With a real shot at winning the six seats they need to take the majority, Senate Republicans invited Christie — whose ability to raise money in the wealthy Acela Corridor is well known — to speak Tuesday at the National Republican Senatorial Committee's winter policy meeting.
"The governor is still very, very popular amongst our donor base and the party," said Rob Jesmer, a former executive director of the NRSC, which hosted the event at the Harvard Club in Manhattan.
For Senate Republicans, the speech came as they gather momentum. In January, the NRSC had its best fundraising performance yet in this election cycle, raising about $4.62 million. Their electoral map is also expanding, thanks in part to help from outside groups like Americans for Prosperity in states like Michigan and Iowa. They'll need all the help they can get because Senate Democrats posted record January fundraising figures as well, hauling $6.55 million.
For Christie, the speech was a chance to meet with donors, candidates, and lawmakers and deliver the message that Republicans can "compete and win in all corners of this country, including blue states," an aide to Christie said.
That might be the case, but Christie definitely faces headwinds at home.
The governor is confronting a barrage of criticism since revelations that a member of his inner circle ordered lane closures on the George Washington Bridge, seemingly for political reasons. The aide has since been fired, but the controversy has angered Garden State Democrats and cost Christie in the polls.

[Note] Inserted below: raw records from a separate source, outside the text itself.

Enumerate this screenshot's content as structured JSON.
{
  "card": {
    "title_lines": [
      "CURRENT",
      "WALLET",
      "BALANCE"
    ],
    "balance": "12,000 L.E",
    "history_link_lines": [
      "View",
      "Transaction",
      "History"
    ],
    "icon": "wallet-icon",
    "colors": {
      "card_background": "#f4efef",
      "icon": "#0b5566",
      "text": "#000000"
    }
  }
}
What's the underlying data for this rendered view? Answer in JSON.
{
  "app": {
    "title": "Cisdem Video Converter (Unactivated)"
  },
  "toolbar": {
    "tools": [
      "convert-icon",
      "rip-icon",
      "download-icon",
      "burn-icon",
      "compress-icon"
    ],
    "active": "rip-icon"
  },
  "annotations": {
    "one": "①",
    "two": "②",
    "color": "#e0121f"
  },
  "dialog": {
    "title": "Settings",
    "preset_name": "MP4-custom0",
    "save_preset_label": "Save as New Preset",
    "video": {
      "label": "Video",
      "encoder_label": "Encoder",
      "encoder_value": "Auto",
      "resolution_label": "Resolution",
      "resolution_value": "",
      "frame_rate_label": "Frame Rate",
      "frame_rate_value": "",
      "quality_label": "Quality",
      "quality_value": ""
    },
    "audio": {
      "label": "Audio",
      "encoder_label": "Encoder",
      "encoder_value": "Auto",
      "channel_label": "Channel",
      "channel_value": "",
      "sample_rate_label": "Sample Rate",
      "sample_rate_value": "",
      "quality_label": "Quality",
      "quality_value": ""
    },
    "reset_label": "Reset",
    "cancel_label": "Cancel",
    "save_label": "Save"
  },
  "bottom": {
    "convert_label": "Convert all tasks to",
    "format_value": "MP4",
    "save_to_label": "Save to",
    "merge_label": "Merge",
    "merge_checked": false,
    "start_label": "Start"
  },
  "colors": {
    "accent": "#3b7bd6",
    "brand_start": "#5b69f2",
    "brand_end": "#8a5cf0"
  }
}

New Jersey Democrats seized on the news that Christie rescheduled a town hall this week — the first since the damaging revelations — but managed to make it to address Senate Republicans. "Governor Christie believes skipping off to New York City to solicit funds takes precedence over accountability. His priorities are seriously out of whack," said New Jersey Democratic State Committee Chairman John Currie in a statement.
In fact, the town hall in Port Monmouth, N.J., was rescheduled to Thursday because Christie delayed the opening of state offices due to a snowstorm.
Christie's appeal as a presidential candidate since the scandal has also taken a dive. In a recent CNN/ORC poll, voters preferred Hillary Clinton by 16 points, a major change from an earlier poll that had shown Christie with a two-point lead.
Christie is also suffering among Republican primary voters, according to the same poll, which showed him tied for third place behind 2008 presidential candidate Mike Huckabee and Sen. Rand Paul of Kentucky. In an earlier poll, Christie led the rest of the field by 11 points.
Despite the decline in the polls, Christie's ability to raise money seems undiminished. As the head of the Republican Governors Association, he crisscrosses the country raising money to help elect Republicans. In Texas earlier this month he helped raise $1.5 million, and in January the RGA hauled in $6 million — a record for that month, according to an RGA spokesperson.
Some say Christie's ability to raise money will help rehabilitate his image in advance of 2016. "Despite what's happened in the past couple of weeks, he is still going to be a very formidable candidate for president," Jesmer said.